*The task*. If a line in the listing includes the word "item", copy it out.

*Input data*.
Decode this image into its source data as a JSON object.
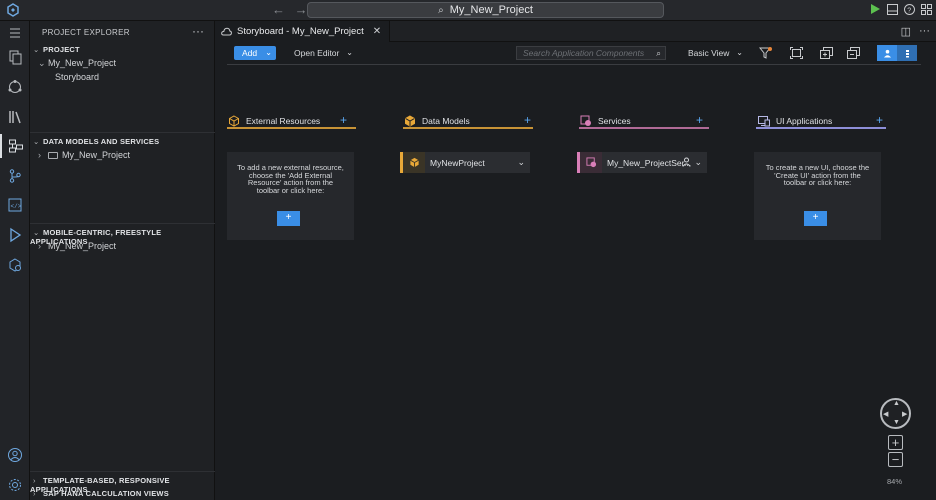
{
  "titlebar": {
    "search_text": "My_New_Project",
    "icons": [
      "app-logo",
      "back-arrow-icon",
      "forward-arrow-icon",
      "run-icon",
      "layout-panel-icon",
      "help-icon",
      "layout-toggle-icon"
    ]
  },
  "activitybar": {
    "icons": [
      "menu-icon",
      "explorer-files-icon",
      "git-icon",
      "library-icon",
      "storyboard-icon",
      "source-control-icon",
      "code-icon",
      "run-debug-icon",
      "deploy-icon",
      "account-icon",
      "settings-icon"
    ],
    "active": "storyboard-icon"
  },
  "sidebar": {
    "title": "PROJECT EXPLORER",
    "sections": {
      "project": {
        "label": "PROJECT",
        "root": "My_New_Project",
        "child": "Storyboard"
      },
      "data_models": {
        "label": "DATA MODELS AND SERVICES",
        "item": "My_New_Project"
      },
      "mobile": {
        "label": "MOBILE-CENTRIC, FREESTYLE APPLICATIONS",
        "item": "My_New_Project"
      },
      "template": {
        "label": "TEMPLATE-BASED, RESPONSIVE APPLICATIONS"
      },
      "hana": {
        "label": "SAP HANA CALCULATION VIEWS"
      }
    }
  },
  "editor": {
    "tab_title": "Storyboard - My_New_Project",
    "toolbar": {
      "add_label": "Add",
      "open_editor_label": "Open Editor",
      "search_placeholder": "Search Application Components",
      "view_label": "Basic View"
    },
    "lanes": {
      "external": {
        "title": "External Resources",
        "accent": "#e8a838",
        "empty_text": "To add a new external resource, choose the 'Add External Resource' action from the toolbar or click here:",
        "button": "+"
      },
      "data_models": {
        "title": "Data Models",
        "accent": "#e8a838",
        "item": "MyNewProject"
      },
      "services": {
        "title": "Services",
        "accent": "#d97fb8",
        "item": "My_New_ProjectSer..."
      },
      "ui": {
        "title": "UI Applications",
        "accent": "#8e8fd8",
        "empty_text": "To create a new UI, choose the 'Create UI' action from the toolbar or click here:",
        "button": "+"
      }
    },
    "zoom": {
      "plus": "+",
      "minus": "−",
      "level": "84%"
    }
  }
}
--
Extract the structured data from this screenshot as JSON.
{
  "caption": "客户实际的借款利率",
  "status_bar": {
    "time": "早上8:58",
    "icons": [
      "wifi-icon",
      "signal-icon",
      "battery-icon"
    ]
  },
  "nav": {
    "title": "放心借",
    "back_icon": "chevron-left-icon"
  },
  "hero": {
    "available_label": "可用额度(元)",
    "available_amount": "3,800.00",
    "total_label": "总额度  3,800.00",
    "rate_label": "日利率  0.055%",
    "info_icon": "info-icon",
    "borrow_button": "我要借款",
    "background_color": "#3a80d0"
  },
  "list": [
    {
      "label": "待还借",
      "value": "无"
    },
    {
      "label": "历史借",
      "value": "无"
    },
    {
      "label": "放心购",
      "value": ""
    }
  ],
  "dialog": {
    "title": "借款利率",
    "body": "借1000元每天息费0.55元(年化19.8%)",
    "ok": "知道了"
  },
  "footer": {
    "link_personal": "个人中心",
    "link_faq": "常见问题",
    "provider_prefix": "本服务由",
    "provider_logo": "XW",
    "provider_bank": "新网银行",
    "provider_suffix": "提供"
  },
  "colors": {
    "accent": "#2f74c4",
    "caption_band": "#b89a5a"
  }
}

*Solution below*.
        "item": "My_New_Project"
        "item": "My_New_Project"
        "item": "MyNewProject"
        "item": "My_New_ProjectSer..."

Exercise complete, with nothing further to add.